* **What needs to be done**:
Where the records hold the string "Data", show the whole line it sits on.
*** Opening of Material provided ***
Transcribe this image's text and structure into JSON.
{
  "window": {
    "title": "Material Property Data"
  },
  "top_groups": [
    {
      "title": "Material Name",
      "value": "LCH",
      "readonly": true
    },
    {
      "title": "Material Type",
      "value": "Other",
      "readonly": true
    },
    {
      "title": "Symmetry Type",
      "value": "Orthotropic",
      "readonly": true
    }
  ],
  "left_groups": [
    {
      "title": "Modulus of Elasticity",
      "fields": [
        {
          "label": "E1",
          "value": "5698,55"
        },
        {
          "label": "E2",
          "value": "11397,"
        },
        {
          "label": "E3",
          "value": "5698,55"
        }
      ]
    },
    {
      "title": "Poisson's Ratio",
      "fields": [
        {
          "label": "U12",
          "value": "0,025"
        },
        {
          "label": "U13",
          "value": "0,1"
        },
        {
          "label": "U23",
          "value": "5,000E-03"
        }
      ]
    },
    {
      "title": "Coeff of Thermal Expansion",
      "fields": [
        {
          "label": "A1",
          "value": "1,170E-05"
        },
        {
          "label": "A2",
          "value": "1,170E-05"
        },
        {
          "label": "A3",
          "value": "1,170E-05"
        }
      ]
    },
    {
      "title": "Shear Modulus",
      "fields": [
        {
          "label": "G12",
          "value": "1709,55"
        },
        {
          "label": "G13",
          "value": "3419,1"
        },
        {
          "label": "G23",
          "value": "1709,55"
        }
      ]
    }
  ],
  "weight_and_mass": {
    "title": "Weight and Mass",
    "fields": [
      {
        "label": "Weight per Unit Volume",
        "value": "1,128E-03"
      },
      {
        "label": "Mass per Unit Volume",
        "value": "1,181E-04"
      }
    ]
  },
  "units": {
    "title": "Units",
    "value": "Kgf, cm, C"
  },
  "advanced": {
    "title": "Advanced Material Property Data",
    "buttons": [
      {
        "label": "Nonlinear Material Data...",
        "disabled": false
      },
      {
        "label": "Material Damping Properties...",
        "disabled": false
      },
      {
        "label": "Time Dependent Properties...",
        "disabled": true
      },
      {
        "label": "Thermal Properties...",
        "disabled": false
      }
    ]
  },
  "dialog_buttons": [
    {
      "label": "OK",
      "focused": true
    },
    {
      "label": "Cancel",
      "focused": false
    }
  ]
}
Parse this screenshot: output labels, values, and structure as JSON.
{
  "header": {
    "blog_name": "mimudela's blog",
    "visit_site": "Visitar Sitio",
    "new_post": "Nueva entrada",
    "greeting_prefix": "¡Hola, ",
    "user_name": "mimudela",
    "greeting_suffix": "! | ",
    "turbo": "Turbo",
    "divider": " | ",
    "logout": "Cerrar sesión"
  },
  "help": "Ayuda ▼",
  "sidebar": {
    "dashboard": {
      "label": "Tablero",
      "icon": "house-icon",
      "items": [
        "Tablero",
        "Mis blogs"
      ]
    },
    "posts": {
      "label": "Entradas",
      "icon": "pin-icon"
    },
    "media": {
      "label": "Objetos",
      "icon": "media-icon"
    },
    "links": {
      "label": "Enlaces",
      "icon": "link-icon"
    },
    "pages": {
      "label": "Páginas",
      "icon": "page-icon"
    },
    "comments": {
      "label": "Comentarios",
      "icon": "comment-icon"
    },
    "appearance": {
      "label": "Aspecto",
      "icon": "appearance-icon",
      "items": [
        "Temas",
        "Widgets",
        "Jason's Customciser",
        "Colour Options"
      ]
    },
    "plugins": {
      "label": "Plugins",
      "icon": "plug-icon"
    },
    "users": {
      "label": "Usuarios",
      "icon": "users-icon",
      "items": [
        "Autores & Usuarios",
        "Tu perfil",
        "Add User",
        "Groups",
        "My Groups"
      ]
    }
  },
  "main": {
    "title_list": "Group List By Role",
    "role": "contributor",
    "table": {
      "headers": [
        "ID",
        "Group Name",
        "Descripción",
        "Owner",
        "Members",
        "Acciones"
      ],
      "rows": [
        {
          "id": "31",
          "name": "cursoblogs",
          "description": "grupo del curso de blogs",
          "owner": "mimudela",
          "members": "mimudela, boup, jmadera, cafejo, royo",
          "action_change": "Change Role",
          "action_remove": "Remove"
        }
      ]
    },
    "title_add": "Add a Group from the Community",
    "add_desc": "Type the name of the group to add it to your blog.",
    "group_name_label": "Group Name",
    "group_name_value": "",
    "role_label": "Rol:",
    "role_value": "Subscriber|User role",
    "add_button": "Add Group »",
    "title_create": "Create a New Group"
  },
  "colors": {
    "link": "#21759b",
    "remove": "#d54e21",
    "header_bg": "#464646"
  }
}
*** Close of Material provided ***
* **Worked solution**:
    "title": "Material Property Data"
    "title": "Advanced Material Property Data",
        "label": "Nonlinear Material Data...",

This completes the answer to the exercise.